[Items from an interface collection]
==================================================
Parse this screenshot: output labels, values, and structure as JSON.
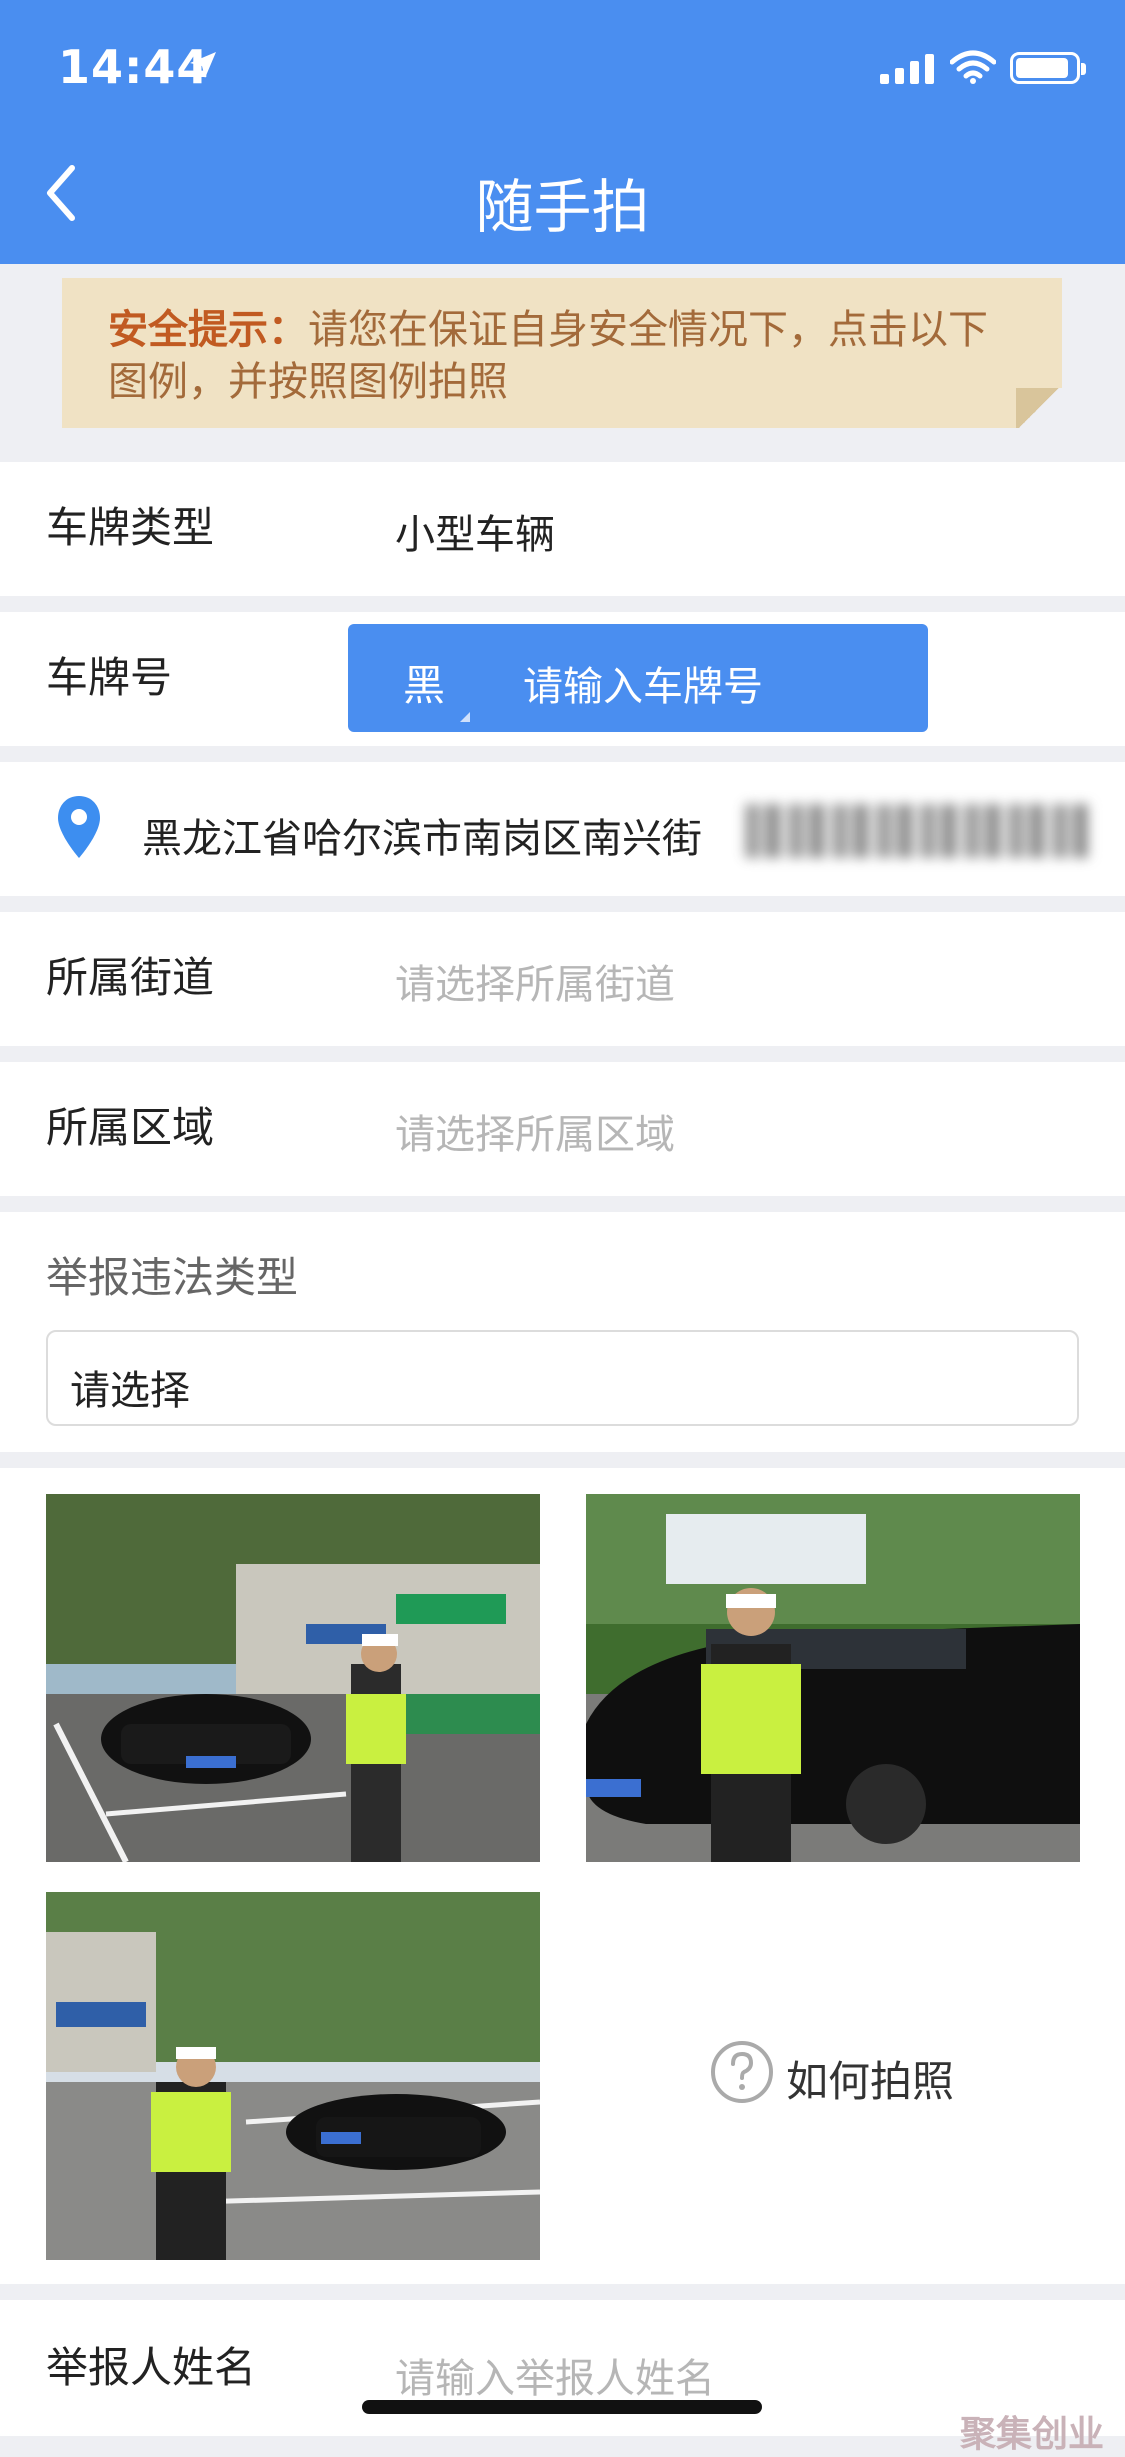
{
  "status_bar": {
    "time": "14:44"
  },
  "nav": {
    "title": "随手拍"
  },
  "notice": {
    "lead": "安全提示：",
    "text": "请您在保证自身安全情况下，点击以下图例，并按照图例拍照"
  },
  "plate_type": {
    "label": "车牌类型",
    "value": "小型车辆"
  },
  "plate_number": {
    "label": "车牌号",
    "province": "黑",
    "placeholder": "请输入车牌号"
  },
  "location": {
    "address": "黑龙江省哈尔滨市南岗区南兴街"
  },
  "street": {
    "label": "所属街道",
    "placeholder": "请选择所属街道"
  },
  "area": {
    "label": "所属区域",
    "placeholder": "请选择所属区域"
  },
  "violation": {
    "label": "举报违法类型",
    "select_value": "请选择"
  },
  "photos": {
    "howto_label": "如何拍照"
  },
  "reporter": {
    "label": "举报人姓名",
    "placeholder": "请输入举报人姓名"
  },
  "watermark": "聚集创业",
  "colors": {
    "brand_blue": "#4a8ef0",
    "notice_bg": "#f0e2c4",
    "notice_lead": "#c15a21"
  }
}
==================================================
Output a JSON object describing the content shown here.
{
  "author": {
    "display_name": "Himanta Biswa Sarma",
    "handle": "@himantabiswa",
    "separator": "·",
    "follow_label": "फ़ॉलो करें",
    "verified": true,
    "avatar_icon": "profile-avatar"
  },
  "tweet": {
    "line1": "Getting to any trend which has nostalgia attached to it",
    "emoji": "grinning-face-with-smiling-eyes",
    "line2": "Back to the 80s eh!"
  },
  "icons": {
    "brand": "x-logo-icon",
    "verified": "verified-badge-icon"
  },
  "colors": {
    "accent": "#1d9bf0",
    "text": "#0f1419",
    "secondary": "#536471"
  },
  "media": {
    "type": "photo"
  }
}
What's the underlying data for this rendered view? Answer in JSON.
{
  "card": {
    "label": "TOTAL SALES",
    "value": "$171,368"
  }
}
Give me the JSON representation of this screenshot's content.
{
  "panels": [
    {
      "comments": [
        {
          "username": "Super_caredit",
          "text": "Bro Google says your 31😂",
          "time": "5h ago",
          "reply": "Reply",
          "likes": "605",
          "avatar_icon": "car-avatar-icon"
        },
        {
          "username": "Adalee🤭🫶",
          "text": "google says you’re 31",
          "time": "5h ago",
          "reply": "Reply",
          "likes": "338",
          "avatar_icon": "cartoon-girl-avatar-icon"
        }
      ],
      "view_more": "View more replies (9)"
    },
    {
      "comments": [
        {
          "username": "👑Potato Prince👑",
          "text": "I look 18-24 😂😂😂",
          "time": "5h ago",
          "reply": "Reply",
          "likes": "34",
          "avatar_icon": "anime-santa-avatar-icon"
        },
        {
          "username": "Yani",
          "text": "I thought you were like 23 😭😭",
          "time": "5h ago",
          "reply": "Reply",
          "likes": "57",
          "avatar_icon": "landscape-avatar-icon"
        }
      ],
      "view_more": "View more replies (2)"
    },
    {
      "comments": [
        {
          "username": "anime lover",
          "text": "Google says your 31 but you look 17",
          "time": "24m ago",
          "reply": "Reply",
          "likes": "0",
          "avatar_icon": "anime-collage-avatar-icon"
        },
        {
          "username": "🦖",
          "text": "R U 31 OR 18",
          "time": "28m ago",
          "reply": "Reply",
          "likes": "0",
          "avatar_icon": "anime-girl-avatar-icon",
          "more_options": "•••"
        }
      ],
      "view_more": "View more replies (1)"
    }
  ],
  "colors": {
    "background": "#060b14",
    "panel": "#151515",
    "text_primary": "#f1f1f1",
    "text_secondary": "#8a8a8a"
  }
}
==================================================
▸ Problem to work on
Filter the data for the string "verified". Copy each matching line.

▸ Expected answer
    "verified": true,
    "verified": "verified-badge-icon"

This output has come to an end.